This paper will discuss the nature of the AIDS virus, the transmission and the prevention of transmission, as well as the available treatments for people with this disease. First of all, AIDS is an acronym for Acquired Immune Deficiency Syndrome. AIDS is acquired which means that it is not passed down from generation to generation through a person’s genes. AIDS is a disease that attacks the immune system, a system in the body that produces white blood cells in order to fight off diseases. This disease causes the immune system to be deficient, or weakened, so that it cannot properly fight off diseases.
The first case of HIV/AIDS in the U.S emerged in the early 1980s. The resulting public health response was delayed and unfocused, as it was spearheaded mainly by ignorance, speculation, and fear: no one really knew what caused HIV/AIDS, how it was spread, or how to prevent it, only that the outcomes and effects of AIDS were awful and devastating. The U.S. Government even ignored AIDS for some time (History). President Reagan, when he finally addressed AIDS, did not advocate for safer sex or condom use, instead encouraging a ban on HIV-positive immigrants from entering the U.S. Later, Reagan publicly encouraged abstinence as the key to preventing the HIV/AIDS epidemic (History).

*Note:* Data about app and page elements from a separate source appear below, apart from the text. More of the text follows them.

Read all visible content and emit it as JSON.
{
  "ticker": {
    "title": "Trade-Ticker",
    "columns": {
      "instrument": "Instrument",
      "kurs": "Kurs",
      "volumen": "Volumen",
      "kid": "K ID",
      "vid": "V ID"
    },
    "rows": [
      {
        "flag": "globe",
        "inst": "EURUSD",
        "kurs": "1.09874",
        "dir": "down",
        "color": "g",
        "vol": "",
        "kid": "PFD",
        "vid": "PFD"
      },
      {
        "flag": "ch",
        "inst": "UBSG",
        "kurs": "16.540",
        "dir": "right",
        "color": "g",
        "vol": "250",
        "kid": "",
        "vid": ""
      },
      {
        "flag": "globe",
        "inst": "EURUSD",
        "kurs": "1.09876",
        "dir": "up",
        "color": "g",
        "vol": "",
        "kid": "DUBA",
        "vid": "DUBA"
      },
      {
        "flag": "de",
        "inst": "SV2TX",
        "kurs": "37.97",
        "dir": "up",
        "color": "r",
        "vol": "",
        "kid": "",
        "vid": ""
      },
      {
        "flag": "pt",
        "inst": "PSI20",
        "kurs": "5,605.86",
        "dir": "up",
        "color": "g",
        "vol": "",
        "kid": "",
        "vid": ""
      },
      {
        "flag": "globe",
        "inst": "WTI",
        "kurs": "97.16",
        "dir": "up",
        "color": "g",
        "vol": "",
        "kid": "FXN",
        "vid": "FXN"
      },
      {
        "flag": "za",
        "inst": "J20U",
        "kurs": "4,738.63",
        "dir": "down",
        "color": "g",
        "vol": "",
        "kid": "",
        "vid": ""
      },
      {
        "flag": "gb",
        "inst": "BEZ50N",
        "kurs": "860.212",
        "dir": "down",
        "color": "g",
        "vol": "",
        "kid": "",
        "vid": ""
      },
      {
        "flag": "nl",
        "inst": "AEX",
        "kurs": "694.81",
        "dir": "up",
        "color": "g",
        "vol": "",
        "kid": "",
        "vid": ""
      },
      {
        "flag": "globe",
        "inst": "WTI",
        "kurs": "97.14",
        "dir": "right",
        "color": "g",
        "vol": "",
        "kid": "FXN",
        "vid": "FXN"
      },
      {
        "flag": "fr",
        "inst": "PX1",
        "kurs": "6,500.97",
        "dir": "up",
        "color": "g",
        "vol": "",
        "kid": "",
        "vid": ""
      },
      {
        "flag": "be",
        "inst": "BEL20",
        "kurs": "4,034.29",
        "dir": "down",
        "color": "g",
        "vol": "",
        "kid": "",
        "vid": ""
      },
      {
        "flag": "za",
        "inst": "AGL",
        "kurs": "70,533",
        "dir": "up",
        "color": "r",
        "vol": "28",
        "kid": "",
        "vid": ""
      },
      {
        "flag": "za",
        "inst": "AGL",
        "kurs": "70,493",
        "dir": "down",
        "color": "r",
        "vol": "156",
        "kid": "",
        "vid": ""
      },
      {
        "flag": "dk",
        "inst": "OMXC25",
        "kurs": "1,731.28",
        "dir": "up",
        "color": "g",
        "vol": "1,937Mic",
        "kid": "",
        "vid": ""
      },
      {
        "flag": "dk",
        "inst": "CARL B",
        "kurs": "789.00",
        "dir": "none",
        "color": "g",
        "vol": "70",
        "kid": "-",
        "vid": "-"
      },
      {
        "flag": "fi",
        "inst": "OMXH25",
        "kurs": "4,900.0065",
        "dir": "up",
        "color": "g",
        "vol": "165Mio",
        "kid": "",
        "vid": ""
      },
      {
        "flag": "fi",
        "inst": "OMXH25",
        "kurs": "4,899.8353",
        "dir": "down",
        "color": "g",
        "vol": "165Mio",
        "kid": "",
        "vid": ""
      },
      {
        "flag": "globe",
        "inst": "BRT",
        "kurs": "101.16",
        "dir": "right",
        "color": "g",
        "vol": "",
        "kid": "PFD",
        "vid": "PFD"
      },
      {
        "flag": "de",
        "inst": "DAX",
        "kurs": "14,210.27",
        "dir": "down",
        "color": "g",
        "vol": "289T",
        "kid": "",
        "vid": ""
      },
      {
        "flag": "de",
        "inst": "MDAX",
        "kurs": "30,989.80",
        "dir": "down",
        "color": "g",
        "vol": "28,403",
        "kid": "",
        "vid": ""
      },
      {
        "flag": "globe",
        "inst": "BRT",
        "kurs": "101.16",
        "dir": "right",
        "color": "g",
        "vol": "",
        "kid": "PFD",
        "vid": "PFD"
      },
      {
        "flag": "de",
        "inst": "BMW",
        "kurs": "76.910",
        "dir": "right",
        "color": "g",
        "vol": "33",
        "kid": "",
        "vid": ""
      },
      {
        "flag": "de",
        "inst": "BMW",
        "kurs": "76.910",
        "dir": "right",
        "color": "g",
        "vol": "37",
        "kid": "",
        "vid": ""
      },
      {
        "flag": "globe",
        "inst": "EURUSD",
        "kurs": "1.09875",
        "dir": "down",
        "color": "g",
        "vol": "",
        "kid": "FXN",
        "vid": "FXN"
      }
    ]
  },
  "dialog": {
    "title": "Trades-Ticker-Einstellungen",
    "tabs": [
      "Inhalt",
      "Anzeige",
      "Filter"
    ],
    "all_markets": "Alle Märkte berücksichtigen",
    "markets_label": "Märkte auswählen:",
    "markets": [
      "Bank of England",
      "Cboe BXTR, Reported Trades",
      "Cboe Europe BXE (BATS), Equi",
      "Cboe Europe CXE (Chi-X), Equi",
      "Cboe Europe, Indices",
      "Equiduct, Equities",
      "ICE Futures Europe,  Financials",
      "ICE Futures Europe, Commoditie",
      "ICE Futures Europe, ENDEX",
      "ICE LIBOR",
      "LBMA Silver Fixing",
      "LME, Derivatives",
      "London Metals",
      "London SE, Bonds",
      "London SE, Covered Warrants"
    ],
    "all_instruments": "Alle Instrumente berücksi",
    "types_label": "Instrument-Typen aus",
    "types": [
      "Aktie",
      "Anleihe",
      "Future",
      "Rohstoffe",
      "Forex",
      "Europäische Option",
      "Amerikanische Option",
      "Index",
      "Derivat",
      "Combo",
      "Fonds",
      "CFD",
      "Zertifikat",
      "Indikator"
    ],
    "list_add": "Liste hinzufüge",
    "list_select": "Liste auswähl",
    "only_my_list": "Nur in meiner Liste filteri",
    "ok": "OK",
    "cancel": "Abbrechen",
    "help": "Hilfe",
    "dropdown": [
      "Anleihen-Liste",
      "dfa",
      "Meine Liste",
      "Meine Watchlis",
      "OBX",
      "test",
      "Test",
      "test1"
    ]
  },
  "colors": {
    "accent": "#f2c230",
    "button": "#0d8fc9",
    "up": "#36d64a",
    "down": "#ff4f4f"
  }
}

From worldwide wars to the reuniting of the nation, the social, political, economic, and international events of the United States always seem to be under a state of change. One very imperative time in America’s history was the 1980 decade, this was a very hostile and displeasure able time. From the discovery of AIDS to an all out boycott of the Olympics by the United Sates and Russia, and a national tragedy caused by the space-shuttle Challenger disaster, these societal events caused major changes to millions of people spread over many nations. The prominence of AIDS was the most socially significant event of the 1980s as this lethal virus is still a massive problem not just in the United Sates, but across the entire globe.
HIV/AIDS is a global pandemic that threatens lives all over the world. It is important to understand exactly what this disease is and how it affects societies globally. Although HIV, in severe cases, leads to AIDS, there is a distinct difference when defining both terms.
Each author explains their views on the AIDS debate; they discuss the importance of AIDS research, the numbers of AIDS patients and their cost, and benefits of research to other fields. Freundlich and Fumento agree that it is important to study AIDS, because it is a threat to young and old alike, opposed to cancer and heart disease being mainly targeted at older people. But Fumento thinks that AIDS spending should be realistic, not just tailored to fit the needs of protesters and demanding organizations, simply to keep them quiet. They also both agree that AIDS is a new and upcoming epidemic that is becoming more of a problem with each passing year. Each realizes that the disease is no longer only confined to drug users and homosexuals. Thurman states that, "Frequently they are in poverty and have abusive relationships, and often have mental problems on to of that-the list goes on and on. So our clients today are much more complicated to treat" (Thurman 1). However, they do not agree on its importance compared to other diseases and medical problems in the United States. I feel that AIDS is a very important disease to be worrying about in today's society, because it is hurting all ages not just the older groups of people.
Steven Epstein is a sociologist whose expertise lies in health care inequalities and research on human subjects. Published in 1995, Impure Science: AIDS, Activism, and the Politics of Knowledge is a study of the politicized production of knowledge in the AIDS epidemic in the United States. This work shows Epstein’s interest in how expertise is constructed, the ways in which those who are considered “outsiders” can influence medicine, and how credibility is gained and lost. Epstein focuses on the question of how knowledge is produced through complex interactions among government agencies, pharmaceutical companies, scientists, medical people, and “treatment activists” to discover how knowledge about AIDS emerges out of what he calls "credibility struggles."